Speak to your team in order to find out what your competition is getting right. Staff who have worked for, or alongside their counterparts on-site, in previous roles, joint ventures or sub-contracting arrangements will have plenty of tech envy, and will be ready to tell you where you’re missing the mark. And listen well; after all, these are the competitors who will eventually poach all your best people.
5. Which processes and factors might be losing you work?
Think about your safety and quality compliance workflows and how they, or your track record in executing them, might have an impact on how you score in tender bids. Large contracts, especially in the public sector, come with stringent demands where safety and quality are concerned, not to mention the move toward carbon neutrality. If your competitors are already fully digital, they’re probably scoring comparatively high in all these areas.
6. Which processes have historically resulted in NCRs, litigation, insurance claims or injuries?
While serious negative outcomes might be few and far between, their impact on a business can be deep and far-reaching, either due to heavy financial penalties, or the lingering reputational damage that inevitably follows. These penalties can range from relatively easy to quantify (fines and legal costs) to extremely difficult (opportunities lost due to a company’s soiled reputation), but even a high-level estimate should highlight a few key areas of concern.
Once you’ve answered these questions, it’s a case of getting buy-in from senior management to invest in digitisation, which can be a challenge. You’ll need to look at potential solutions and assess which one is the best fit for your business, in terms of capabilities and cost. Then a strong business case should be composed to present to whoever holds the purse strings. This should take into consideration which processes you’ll look at digitising first and how much you should consider investing in each one to maximise return on investment.
Although a business digital transformation can seem to be a daunting prospect, it’s easier to implement than you would think. With the right tools and guidance, a business can be changed for the better and safeguarded for the future. From attracting new employees to improving safety and efficiency of your processes, technology holds the key to solving your problems.
As a business, you must constantly be looking at your competition and assessing whether or not you’re staying relevant within your industry. Paper and manual processes are outdated; hanging on to them simply because they have worked fine for you up until now won’t cut it. Rail and construction businesses especially need to be thinking long-term about their continued success and how this can be sustained.

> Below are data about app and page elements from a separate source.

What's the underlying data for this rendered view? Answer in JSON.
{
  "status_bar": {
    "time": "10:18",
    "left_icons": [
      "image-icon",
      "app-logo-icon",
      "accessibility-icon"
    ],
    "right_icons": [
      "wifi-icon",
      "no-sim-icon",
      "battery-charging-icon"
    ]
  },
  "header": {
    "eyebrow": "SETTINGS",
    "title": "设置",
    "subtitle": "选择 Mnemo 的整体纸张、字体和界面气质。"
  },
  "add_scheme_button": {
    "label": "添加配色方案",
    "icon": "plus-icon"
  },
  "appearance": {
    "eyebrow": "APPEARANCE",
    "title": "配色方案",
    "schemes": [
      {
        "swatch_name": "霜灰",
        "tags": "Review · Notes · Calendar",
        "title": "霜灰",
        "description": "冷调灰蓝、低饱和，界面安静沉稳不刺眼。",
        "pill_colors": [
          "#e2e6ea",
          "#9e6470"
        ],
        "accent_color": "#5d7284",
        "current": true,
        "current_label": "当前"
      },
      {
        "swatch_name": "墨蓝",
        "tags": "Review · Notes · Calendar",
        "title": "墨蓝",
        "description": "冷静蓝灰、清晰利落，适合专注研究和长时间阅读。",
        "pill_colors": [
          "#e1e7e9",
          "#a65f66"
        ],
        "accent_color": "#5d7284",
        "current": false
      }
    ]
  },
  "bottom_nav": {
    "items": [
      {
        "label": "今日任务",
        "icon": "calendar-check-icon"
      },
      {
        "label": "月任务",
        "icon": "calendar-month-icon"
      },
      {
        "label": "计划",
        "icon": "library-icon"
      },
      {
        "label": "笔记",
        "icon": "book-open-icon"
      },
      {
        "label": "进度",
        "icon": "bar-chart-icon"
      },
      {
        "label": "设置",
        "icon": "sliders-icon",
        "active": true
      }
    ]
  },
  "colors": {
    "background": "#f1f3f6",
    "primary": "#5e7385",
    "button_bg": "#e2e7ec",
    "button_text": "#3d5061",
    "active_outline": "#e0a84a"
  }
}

Looking for more information on how to get started with digitising your business? Download our eBook ‘The Hidden Cost of Analogue’ here for expert advice.